By Robin Dorman (

It is generally not known among baseball historians that Willie Mays almost paid a visit to Camp Shalom for girls in New York’s Adirondacks during the summer of 1966. The girls were asked to choose “a prominent person in their field” to come to the campsite--situated on an icy, tempestuous lake, enemy of the backstroke--and illuminate the spirit of beauty and mystery in the universe. The camp owner, Sylvia, a woman of deep intellect and an imperious, crusty exterior, naturally thought her girls would invite I. B. Singer, Irving Howe, Elizabeth Hardwick, or even Betty Friedan.

While athletics had their place at the camp (“If you don't win, don't come home,” Sylvia warned one swimmer before competition), intellectual pursuits were exalted. Before camp opened, reading assignments were issued in preparation for the weekly book club meetings. There was the New York Times Sunday social hall gathering with the peremptory command “Boys like girls who read the New York Times” posted everywhere around the camp. Lectures covered everything from the history of the labor movement to Martin Buber’s I and Thou. So it came as quite a blow to Sylvia when the girls chose for the camp visit the San Francisco Giants’ Willie Mays, who earlier in the summer had shattered Mel Ott's National League record of 511 career homers.

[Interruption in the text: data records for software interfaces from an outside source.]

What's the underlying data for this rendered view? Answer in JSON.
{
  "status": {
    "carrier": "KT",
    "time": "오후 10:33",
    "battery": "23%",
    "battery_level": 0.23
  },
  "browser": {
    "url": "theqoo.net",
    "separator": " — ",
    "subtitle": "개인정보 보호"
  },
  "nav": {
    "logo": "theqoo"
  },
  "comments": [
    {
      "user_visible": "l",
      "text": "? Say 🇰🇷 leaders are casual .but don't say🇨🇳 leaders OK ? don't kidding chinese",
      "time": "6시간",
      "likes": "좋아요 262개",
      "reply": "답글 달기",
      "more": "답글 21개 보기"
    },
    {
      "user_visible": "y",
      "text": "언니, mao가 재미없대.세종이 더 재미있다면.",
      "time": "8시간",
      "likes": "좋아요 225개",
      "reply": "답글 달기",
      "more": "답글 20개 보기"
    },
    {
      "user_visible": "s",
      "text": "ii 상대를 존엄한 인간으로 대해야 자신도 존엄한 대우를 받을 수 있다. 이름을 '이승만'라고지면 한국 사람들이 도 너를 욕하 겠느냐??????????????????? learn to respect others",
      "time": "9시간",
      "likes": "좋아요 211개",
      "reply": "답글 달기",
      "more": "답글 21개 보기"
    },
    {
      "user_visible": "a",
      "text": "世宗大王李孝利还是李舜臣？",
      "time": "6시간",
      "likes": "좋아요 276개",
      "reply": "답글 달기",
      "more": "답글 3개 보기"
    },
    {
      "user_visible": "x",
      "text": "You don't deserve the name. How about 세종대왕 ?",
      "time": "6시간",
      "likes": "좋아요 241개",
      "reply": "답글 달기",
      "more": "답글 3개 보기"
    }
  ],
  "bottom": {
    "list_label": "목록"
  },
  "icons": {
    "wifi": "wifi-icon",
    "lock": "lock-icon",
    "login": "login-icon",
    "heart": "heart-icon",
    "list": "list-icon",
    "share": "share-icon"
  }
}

...As he spoke, I looked with wonder at his hands: large, strong, expressive hands; hands that made the most mysterious and beautiful catches. Within me stirred a maelstrom of awakening, a flooding of memories: how Willie was as much a part of summer camp as rounds of “Row row row your boat,” Franny and Zooey, and huge campfires out under a black mountain sky suffused with stars as fat as home plate.